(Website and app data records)
Content starts

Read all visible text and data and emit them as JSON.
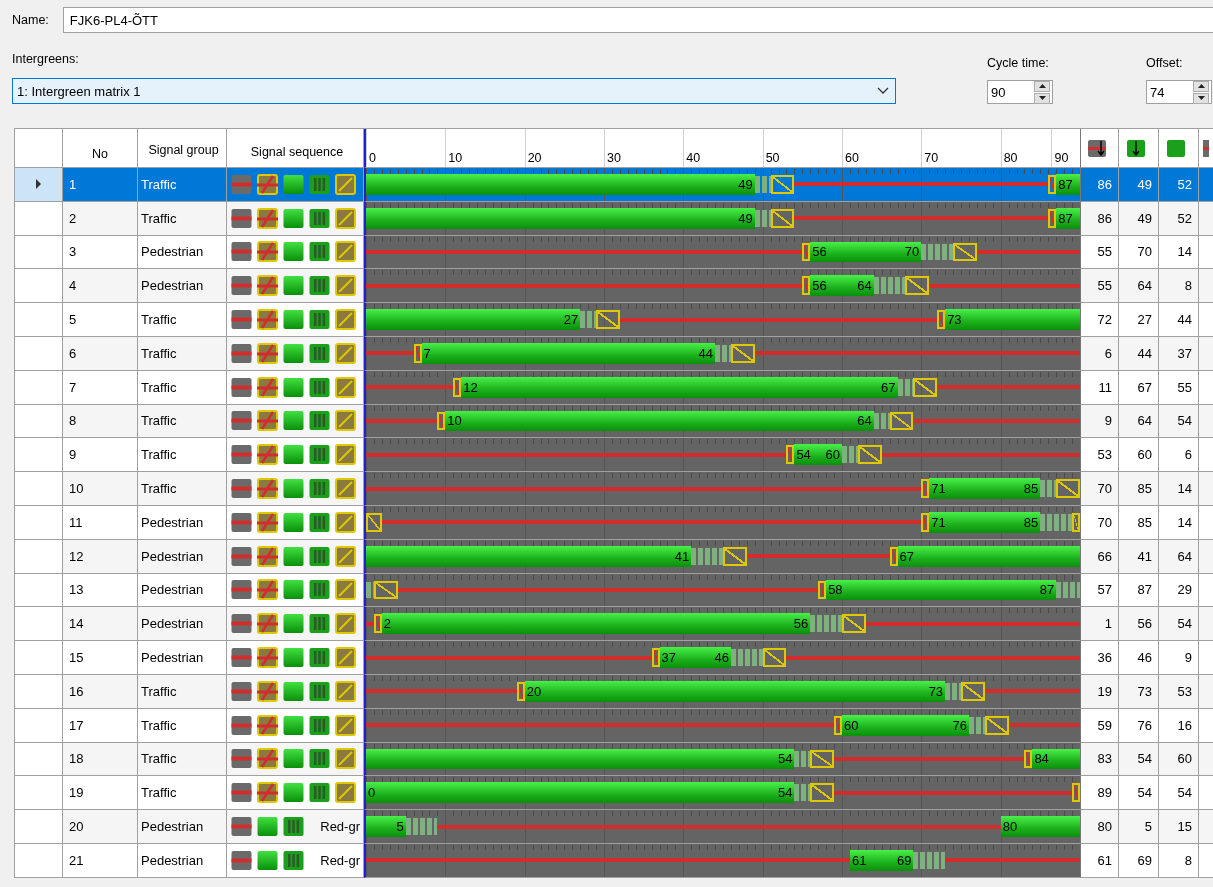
{
  "name_field": {
    "label": "Name:",
    "value": "FJK6-PL4-ÕTT"
  },
  "intergreens": {
    "label": "Intergreens:",
    "value": "1: Intergreen matrix 1"
  },
  "cycle_time": {
    "label": "Cycle time:",
    "value": "90"
  },
  "offset": {
    "label": "Offset:",
    "value": "74"
  },
  "table": {
    "columns": [
      "No",
      "Signal group",
      "Signal sequence"
    ],
    "timeline_ticks": [
      "0",
      "10",
      "20",
      "30",
      "40",
      "50",
      "60",
      "70",
      "80",
      "90"
    ],
    "rows": [
      {
        "no": "1",
        "signal_group": "Traffic",
        "kind": "vehicle",
        "selected": true,
        "markers": [
          {
            "kind": "green_end",
            "label": "49"
          },
          {
            "kind": "green_start",
            "label": "87"
          }
        ],
        "col_1": "86",
        "col_2": "49",
        "col_3": "52"
      },
      {
        "no": "2",
        "signal_group": "Traffic",
        "kind": "vehicle",
        "selected": false,
        "markers": [
          {
            "kind": "green_end",
            "label": "49"
          },
          {
            "kind": "green_start",
            "label": "87"
          }
        ],
        "col_1": "86",
        "col_2": "49",
        "col_3": "52"
      },
      {
        "no": "3",
        "signal_group": "Pedestrian",
        "kind": "pedestrian",
        "selected": false,
        "markers": [
          {
            "kind": "green_start",
            "label": "56"
          },
          {
            "kind": "green_end",
            "label": "70"
          }
        ],
        "col_1": "55",
        "col_2": "70",
        "col_3": "14"
      },
      {
        "no": "4",
        "signal_group": "Pedestrian",
        "kind": "pedestrian",
        "selected": false,
        "markers": [
          {
            "kind": "green_start",
            "label": "56"
          },
          {
            "kind": "green_end",
            "label": "64"
          }
        ],
        "col_1": "55",
        "col_2": "64",
        "col_3": "8"
      },
      {
        "no": "5",
        "signal_group": "Traffic",
        "kind": "vehicle",
        "selected": false,
        "markers": [
          {
            "kind": "green_end",
            "label": "27"
          },
          {
            "kind": "green_start",
            "label": "73"
          }
        ],
        "col_1": "72",
        "col_2": "27",
        "col_3": "44"
      },
      {
        "no": "6",
        "signal_group": "Traffic",
        "kind": "vehicle",
        "selected": false,
        "markers": [
          {
            "kind": "green_start",
            "label": "7"
          },
          {
            "kind": "green_end",
            "label": "44"
          }
        ],
        "col_1": "6",
        "col_2": "44",
        "col_3": "37"
      },
      {
        "no": "7",
        "signal_group": "Traffic",
        "kind": "vehicle",
        "selected": false,
        "markers": [
          {
            "kind": "green_start",
            "label": "12"
          },
          {
            "kind": "green_end",
            "label": "67"
          }
        ],
        "col_1": "11",
        "col_2": "67",
        "col_3": "55"
      },
      {
        "no": "8",
        "signal_group": "Traffic",
        "kind": "vehicle",
        "selected": false,
        "markers": [
          {
            "kind": "green_start",
            "label": "10"
          },
          {
            "kind": "green_end",
            "label": "64"
          }
        ],
        "col_1": "9",
        "col_2": "64",
        "col_3": "54"
      },
      {
        "no": "9",
        "signal_group": "Traffic",
        "kind": "vehicle",
        "selected": false,
        "markers": [
          {
            "kind": "green_start",
            "label": "54"
          },
          {
            "kind": "green_end",
            "label": "60"
          }
        ],
        "col_1": "53",
        "col_2": "60",
        "col_3": "6"
      },
      {
        "no": "10",
        "signal_group": "Traffic",
        "kind": "vehicle",
        "selected": false,
        "markers": [
          {
            "kind": "green_start",
            "label": "71"
          },
          {
            "kind": "green_end",
            "label": "85"
          }
        ],
        "col_1": "70",
        "col_2": "85",
        "col_3": "14"
      },
      {
        "no": "11",
        "signal_group": "Pedestrian",
        "kind": "pedestrian",
        "selected": false,
        "markers": [
          {
            "kind": "green_start",
            "label": "71"
          },
          {
            "kind": "green_end",
            "label": "85"
          }
        ],
        "col_1": "70",
        "col_2": "85",
        "col_3": "14"
      },
      {
        "no": "12",
        "signal_group": "Pedestrian",
        "kind": "pedestrian",
        "selected": false,
        "markers": [
          {
            "kind": "green_end",
            "label": "41"
          },
          {
            "kind": "green_start",
            "label": "67"
          }
        ],
        "col_1": "66",
        "col_2": "41",
        "col_3": "64"
      },
      {
        "no": "13",
        "signal_group": "Pedestrian",
        "kind": "pedestrian",
        "selected": false,
        "markers": [
          {
            "kind": "green_start",
            "label": "58"
          },
          {
            "kind": "green_end",
            "label": "87"
          }
        ],
        "col_1": "57",
        "col_2": "87",
        "col_3": "29"
      },
      {
        "no": "14",
        "signal_group": "Pedestrian",
        "kind": "pedestrian",
        "selected": false,
        "markers": [
          {
            "kind": "green_start",
            "label": "2"
          },
          {
            "kind": "green_end",
            "label": "56"
          }
        ],
        "col_1": "1",
        "col_2": "56",
        "col_3": "54"
      },
      {
        "no": "15",
        "signal_group": "Pedestrian",
        "kind": "pedestrian",
        "selected": false,
        "markers": [
          {
            "kind": "green_start",
            "label": "37"
          },
          {
            "kind": "green_end",
            "label": "46"
          }
        ],
        "col_1": "36",
        "col_2": "46",
        "col_3": "9"
      },
      {
        "no": "16",
        "signal_group": "Traffic",
        "kind": "vehicle",
        "selected": false,
        "markers": [
          {
            "kind": "green_start",
            "label": "20"
          },
          {
            "kind": "green_end",
            "label": "73"
          }
        ],
        "col_1": "19",
        "col_2": "73",
        "col_3": "53"
      },
      {
        "no": "17",
        "signal_group": "Traffic",
        "kind": "vehicle",
        "selected": false,
        "markers": [
          {
            "kind": "green_start",
            "label": "60"
          },
          {
            "kind": "green_end",
            "label": "76"
          }
        ],
        "col_1": "59",
        "col_2": "76",
        "col_3": "16"
      },
      {
        "no": "18",
        "signal_group": "Traffic",
        "kind": "vehicle",
        "selected": false,
        "markers": [
          {
            "kind": "green_end",
            "label": "54"
          },
          {
            "kind": "green_start",
            "label": "84"
          }
        ],
        "col_1": "83",
        "col_2": "54",
        "col_3": "60"
      },
      {
        "no": "19",
        "signal_group": "Traffic",
        "kind": "vehicle",
        "selected": false,
        "markers": [
          {
            "kind": "green_start",
            "label": "0"
          },
          {
            "kind": "green_end",
            "label": "54"
          }
        ],
        "col_1": "89",
        "col_2": "54",
        "col_3": "54"
      },
      {
        "no": "20",
        "signal_group": "Pedestrian",
        "kind": "pedestrian_red_green",
        "sequence_label": "Red-gr",
        "selected": false,
        "markers": [
          {
            "kind": "green_end",
            "label": "5"
          },
          {
            "kind": "green_start",
            "label": "80"
          }
        ],
        "col_1": "80",
        "col_2": "5",
        "col_3": "15"
      },
      {
        "no": "21",
        "signal_group": "Pedestrian",
        "kind": "pedestrian_red_green",
        "sequence_label": "Red-gr",
        "selected": false,
        "markers": [
          {
            "kind": "green_start",
            "label": "61"
          },
          {
            "kind": "green_end",
            "label": "69"
          }
        ],
        "col_1": "61",
        "col_2": "69",
        "col_3": "8"
      }
    ]
  }
}
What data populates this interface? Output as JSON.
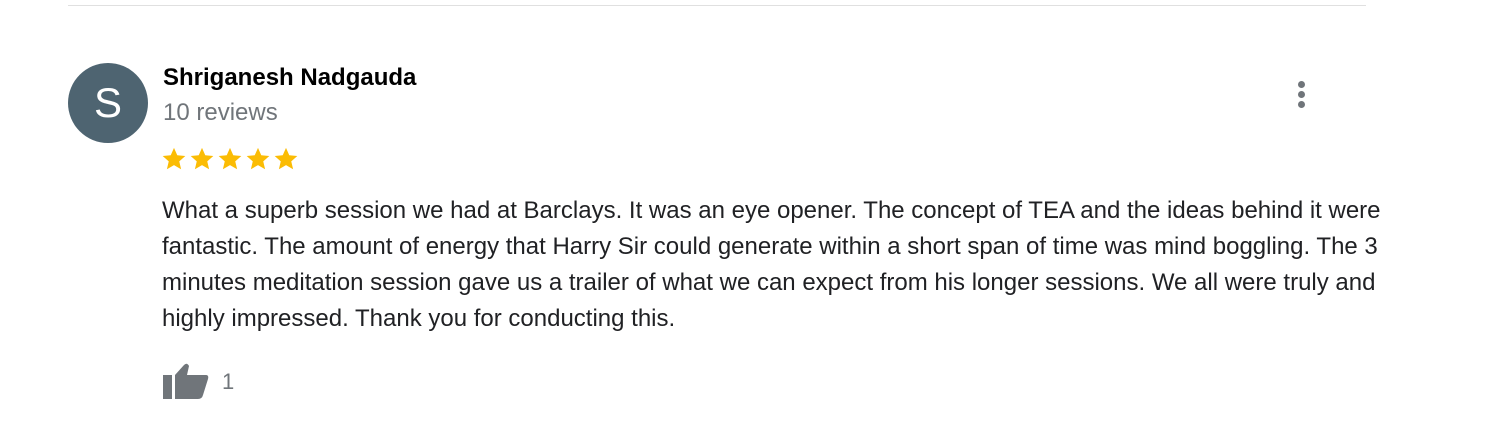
{
  "review": {
    "avatar_letter": "S",
    "reviewer_name": "Shriganesh Nadgauda",
    "review_count": "10 reviews",
    "rating": 5,
    "rating_max": 5,
    "star_color": "#fbbc04",
    "text": "What a superb session we had at Barclays.  It was an eye opener.  The concept of TEA and the ideas behind it were fantastic.  The amount of energy that Harry Sir could generate within a short span of time was mind boggling.  The 3 minutes meditation session gave us a trailer of what we can expect from his longer sessions.  We all were truly and highly impressed.  Thank you for conducting this.",
    "likes": "1"
  },
  "icons": {
    "more": "more-vert-icon",
    "like": "thumbs-up-icon",
    "star": "star-icon"
  },
  "colors": {
    "avatar_bg": "#4e6471",
    "secondary_text": "#70757a"
  }
}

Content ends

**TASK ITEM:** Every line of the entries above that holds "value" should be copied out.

**SOLUTION FOR THIS TASK:**
    "value": "FJK6-PL4-ÕTT"
    "value": "1: Intergreen matrix 1"
    "value": "90"
    "value": "74"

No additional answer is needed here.